Video

Video Mogadishu's Flood of Foreign Workers Leaves Somalis Out of Work

Unemployment and conflict has forced many young Somalians out of the country in search of a better life. But a newfound stability in the once-lawless nation has created hope — and jobs — which, some say, are too often being filled by foreigners. Abdulaziz Billow reports from Mogadishu.
Video

Video A Dinosaur Fit for Land and Water

Residents and tourists in Washington D.C. can now examine a life-size replica of an unusual dinosaur that lived almost a hundred million years ago in northern Africa. Scientists say studying the behemoth named Spinosaurus helps them better understand how some prehistoric animals adapted to life on land and in water. The Spinosaurus replica is on display at the National Geographic museum. VOA’s George Putic has more.
Video

Video Iraqi Kurdistan Church Helps Christian Children Cope find shelter in churches in the Kurdish capital, Irbil

In the past six weeks, tens of thousands of Iraqi Christians have been forced to flee their homes by Islamic State militants and find shelter in churches in the Kurdish capital, Irbil. Despite U.S. airstrikes in the region, the prospect of people returning home is still very low and concerns are starting to grow over the impact this is having on the displaced youth. Sebastian Meyer reports from Irbil on how one church is coping.
Video

Video NASA Picks Boeing, SpaceX to Carry Astronauts Into Space

The U.S. space agency, NASA, has chosen Boeing and SpaceX companies to build the next generation of spacecraft that will carry U.S. astronauts to the International Space Station by the year 2017. The deal with private industry enables NASA to end its dependence on Russia to send space crews into low Earth orbit and back. Zlatica Hoke has more.
Video

Video Future of Ukrainian Former President's Estate Uncertain

More than six months after Ukraine's former President Viktor Yanukovych fled revolution to Russia, authorities have yet to gain control of his palatial estate. Protesters occupy the grounds and opened it to tourists but they are also refusing to turn it over to the state. VOA's Daniel Schearf reports from Mezhigirya, just north of Kyiv.


Carnage and mayhem are part of daily life in northern Nigeria, the result of a terror campaign by the Islamist group Boko Haram. Fears are growing that Nigeria’s government may not know how to counter it, and may be making things worse. More

AppleAndroid

New in Music Alley

The Hamilton Live

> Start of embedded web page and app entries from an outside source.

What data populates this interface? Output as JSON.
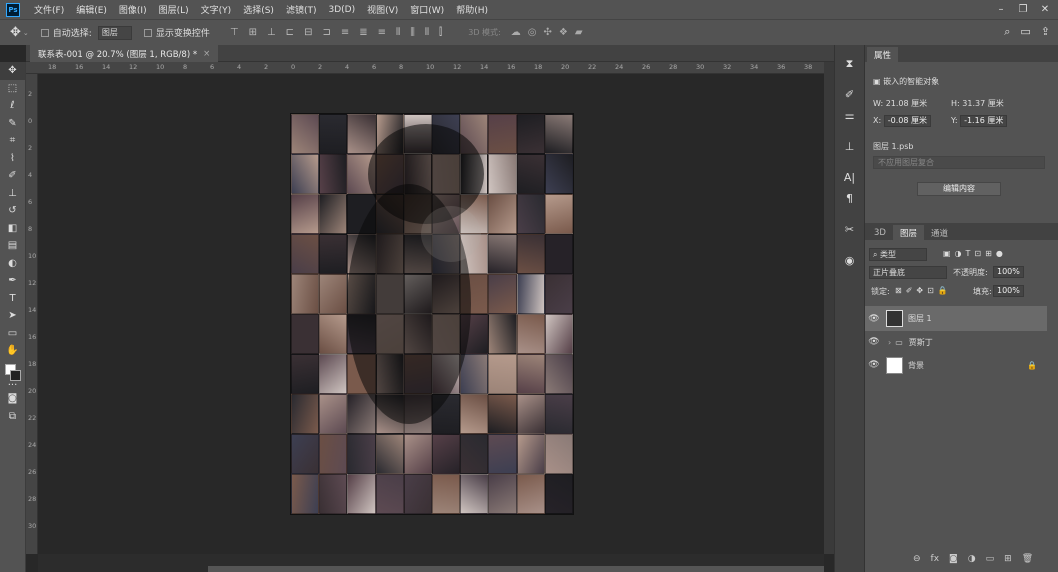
{
  "app": {
    "logo": "Ps"
  },
  "menu": [
    "文件(F)",
    "编辑(E)",
    "图像(I)",
    "图层(L)",
    "文字(Y)",
    "选择(S)",
    "滤镜(T)",
    "3D(D)",
    "视图(V)",
    "窗口(W)",
    "帮助(H)"
  ],
  "options": {
    "auto_select_label": "自动选择:",
    "auto_select_value": "图层",
    "show_transform_label": "显示变换控件",
    "mode_3d_label": "3D 模式:"
  },
  "document": {
    "tab_title": "联系表-001 @ 20.7% (图层 1, RGB/8) *",
    "close": "×"
  },
  "rulers": {
    "horizontal": [
      "18",
      "16",
      "14",
      "12",
      "10",
      "8",
      "6",
      "4",
      "2",
      "0",
      "2",
      "4",
      "6",
      "8",
      "10",
      "12",
      "14",
      "16",
      "18",
      "20",
      "22",
      "24",
      "26",
      "28",
      "30",
      "32",
      "34",
      "36",
      "38"
    ],
    "vertical": [
      "2",
      "0",
      "2",
      "4",
      "6",
      "8",
      "10",
      "12",
      "14",
      "16",
      "18",
      "20",
      "22",
      "24",
      "26",
      "28",
      "30"
    ]
  },
  "properties": {
    "tab": "属性",
    "type_label": "嵌入的智能对象",
    "w_label": "W:",
    "w_value": "21.08 厘米",
    "h_label": "H:",
    "h_value": "31.37 厘米",
    "x_label": "X:",
    "x_value": "-0.08 厘米",
    "y_label": "Y:",
    "y_value": "-1.16 厘米",
    "file_name": "图层 1.psb",
    "comp_placeholder": "不应用图层复合",
    "edit_button": "编辑内容"
  },
  "layers_panel": {
    "tabs": [
      "3D",
      "图层",
      "通道"
    ],
    "filter_label": "类型",
    "blend_mode": "正片叠底",
    "opacity_label": "不透明度:",
    "opacity_value": "100%",
    "lock_label": "锁定:",
    "fill_label": "填充:",
    "fill_value": "100%",
    "layers": [
      {
        "name": "图层 1",
        "selected": true
      },
      {
        "name": "贾斯丁",
        "group": true
      },
      {
        "name": "背景",
        "locked": true
      }
    ]
  },
  "colors": {
    "accent": "#31a8ff",
    "panel": "#535353",
    "workspace": "#282828"
  }
}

Trumpeter, percussionist and bandleader Etienne Charles was born in Trinidad and blends island rhythms with modern jazz. He and his stellar band perform a rich gumbo of jazz, calypso, reggae, and rock-steady that Charles calls “Creole Soul” on "The Hamilton Live."